* **Problem**: Lines with the word "title" in them must be copied from the records below.

Stored data entries:
+---+

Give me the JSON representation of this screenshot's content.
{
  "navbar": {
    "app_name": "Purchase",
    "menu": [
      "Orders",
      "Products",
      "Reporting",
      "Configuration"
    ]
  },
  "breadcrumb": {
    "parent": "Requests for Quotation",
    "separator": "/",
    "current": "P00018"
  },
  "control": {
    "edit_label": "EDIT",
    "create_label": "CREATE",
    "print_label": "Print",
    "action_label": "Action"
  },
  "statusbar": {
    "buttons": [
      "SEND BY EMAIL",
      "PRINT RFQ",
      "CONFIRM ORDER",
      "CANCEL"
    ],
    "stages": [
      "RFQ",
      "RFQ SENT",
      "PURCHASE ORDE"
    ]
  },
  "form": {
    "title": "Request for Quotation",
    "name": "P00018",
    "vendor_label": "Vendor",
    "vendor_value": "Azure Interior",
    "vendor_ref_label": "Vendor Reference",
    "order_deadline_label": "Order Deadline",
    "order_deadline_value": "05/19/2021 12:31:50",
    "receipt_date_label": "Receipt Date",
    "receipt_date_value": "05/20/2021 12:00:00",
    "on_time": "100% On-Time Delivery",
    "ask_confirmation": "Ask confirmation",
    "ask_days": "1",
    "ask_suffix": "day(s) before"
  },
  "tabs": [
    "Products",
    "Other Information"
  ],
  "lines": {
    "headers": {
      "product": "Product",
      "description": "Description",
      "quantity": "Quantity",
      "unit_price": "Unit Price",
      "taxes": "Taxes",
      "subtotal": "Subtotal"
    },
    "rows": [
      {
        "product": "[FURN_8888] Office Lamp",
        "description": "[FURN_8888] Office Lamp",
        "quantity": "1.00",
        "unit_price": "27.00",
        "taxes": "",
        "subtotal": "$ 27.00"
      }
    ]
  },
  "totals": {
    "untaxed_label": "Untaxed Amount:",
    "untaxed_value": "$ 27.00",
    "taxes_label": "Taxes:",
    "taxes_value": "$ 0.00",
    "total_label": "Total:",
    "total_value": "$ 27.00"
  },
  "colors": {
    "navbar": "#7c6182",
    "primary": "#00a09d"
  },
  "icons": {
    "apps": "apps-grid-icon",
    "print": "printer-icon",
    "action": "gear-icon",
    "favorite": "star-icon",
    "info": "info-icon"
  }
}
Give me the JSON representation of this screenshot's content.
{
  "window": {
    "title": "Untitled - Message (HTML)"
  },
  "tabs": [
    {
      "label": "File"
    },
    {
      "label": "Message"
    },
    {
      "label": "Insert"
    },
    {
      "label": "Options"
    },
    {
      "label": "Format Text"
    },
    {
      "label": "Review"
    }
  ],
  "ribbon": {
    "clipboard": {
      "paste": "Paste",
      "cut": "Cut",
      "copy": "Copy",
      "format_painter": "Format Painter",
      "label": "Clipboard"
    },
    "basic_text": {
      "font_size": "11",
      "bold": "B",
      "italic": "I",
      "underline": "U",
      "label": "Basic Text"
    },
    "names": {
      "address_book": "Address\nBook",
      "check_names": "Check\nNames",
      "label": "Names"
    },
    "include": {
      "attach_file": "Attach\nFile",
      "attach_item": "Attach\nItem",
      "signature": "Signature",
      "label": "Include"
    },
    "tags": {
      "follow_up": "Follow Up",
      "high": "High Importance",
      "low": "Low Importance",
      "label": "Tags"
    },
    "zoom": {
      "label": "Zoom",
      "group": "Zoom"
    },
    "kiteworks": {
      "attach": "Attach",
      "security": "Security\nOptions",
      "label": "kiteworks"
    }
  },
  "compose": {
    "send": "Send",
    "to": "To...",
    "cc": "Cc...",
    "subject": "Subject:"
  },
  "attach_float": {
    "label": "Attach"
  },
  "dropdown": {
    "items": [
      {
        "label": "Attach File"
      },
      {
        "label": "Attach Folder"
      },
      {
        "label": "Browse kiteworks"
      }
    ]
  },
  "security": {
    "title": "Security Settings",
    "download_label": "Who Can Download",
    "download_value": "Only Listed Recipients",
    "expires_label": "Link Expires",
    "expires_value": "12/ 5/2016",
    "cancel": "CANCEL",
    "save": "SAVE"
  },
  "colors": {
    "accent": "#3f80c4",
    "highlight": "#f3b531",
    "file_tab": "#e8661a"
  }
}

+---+

* **Result of this task**:
    "title": "Request for Quotation",
    "title": "Untitled - Message (HTML)"
    "title": "Security Settings",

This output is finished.